WHILE frontline services and NHS staff go above and beyond to support and care for the general public there is another group of workers beavering away in the background.
At Coleg Cambria’s sites in Northop and Llysfasi, lecturers, practitioners and animal technicians are out in all weathers, feeding, maintaining and observing more than 200 different types of animal.
These include a wide range of invertebrates, reptiles, amphibians, fish, birds, primates and mammals, livestock, alpacas, rodents and poultry.
Animal Centre Manager Wendy Gacem said Spring is a vital time for the north east Wales college and while they are social distancing and adhering to public health guidance, life goes on for the creatures on-site.

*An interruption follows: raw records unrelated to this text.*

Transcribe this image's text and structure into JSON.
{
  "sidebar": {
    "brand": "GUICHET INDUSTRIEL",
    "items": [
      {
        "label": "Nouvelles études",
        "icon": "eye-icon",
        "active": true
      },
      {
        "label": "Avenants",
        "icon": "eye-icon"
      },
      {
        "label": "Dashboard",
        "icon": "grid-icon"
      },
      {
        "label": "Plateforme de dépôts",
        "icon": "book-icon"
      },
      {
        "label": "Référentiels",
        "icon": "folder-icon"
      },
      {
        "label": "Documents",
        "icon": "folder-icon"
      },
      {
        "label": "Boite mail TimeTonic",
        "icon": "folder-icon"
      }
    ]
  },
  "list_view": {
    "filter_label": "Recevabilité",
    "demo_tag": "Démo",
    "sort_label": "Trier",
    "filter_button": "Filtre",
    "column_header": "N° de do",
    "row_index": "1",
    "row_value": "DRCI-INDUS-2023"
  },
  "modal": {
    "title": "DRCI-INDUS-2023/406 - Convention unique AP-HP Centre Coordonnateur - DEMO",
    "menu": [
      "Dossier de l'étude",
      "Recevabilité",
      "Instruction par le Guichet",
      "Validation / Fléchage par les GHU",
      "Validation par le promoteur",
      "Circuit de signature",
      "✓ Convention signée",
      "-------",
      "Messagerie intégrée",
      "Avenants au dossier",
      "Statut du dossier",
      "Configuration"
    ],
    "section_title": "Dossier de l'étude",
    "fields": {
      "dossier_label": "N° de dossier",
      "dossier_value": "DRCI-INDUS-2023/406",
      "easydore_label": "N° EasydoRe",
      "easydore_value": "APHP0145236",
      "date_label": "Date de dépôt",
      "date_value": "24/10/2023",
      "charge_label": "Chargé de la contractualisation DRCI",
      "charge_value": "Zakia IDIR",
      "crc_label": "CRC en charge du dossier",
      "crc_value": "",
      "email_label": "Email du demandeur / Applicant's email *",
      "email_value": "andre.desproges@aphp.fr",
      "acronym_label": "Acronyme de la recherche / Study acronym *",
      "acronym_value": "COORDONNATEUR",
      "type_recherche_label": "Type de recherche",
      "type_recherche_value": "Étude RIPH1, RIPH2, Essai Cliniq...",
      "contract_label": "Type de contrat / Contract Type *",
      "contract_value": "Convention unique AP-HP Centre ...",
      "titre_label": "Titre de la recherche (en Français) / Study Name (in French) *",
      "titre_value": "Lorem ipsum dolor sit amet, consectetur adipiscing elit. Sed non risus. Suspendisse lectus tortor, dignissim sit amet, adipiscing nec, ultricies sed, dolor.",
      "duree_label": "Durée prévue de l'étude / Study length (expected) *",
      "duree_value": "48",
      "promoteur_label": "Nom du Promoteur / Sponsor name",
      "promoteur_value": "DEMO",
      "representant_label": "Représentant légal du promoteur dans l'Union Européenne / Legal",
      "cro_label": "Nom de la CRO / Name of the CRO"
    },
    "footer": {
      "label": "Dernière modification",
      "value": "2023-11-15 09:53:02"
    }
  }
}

“This is a particularly busy time, so we have to be here for the animals to ensure continuity and routine for them,” said Wendy.
“We have the first of the Hill Radnor Lambs making an appearance right now and in the coming weeks our Castlemilk Moorit sheep are giving birth.
Northop is also home to one of the oldest and most uncommon breeds in the country; Bagot Goats, currently classified as ‘vulnerable’ by the Rare Breeds Survival Trust.
“The rare Bagot Goats will be next, so we have to be here.”
She added: “And it’s not only farm animals, we have just discovered the Clownfish have been looking after a batch of eggs laid in the tank this week, which could hatch very soon.
“It all sounds idyllic but can be quite stressful because they have to guard them from other fish that could harm or eat them, so we have everything crossed that doesn’t happen and they have been busy aerating the eggs, keeping them clean and oxygenated.”
Gargoyle Geckos are also due to hatch in the coming days, highlighting the baby boom taking place at Northop.
“It’s a tragic and unparalleled time for this country, and the whole world, but obviously the animals are oblivious to that,” said Wendy.
“It also means we can try and carry on as much as possible while of course staying a safe distance from each other and following the strict guidelines put in place.
“Hopefully in the near future we can share these incredible new arrivals with the students and public, but for now we will remain here and care for our amazing animals.”